■ Instructions to follow: Pick out the lines in the listing below that contain the word "explorer" and copy them.

****************

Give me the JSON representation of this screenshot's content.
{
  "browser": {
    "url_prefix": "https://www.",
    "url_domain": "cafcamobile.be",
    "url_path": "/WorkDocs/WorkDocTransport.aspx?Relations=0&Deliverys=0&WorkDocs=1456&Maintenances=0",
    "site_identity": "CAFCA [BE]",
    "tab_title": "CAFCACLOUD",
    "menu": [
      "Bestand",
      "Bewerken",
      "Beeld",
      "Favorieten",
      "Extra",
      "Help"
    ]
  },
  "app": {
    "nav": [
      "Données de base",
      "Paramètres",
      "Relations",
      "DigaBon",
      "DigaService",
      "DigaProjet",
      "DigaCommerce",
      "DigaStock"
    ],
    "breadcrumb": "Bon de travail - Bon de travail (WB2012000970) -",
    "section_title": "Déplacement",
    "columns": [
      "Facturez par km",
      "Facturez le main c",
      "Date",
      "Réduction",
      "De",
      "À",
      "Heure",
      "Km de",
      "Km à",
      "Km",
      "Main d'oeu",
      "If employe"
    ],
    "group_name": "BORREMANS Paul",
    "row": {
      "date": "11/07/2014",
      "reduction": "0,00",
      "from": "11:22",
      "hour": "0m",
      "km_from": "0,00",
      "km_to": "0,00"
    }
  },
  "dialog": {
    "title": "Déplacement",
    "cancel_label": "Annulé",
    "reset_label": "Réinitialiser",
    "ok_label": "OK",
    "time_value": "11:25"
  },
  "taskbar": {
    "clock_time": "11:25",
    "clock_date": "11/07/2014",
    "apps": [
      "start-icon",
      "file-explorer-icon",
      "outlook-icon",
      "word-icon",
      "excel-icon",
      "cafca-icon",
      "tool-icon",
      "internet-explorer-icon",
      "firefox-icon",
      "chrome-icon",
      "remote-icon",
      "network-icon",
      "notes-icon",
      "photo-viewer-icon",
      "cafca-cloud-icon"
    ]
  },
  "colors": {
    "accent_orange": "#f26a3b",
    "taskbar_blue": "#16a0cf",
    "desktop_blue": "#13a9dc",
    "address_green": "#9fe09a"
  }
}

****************

■ Answer to this problem:
      "file-explorer-icon",
      "internet-explorer-icon",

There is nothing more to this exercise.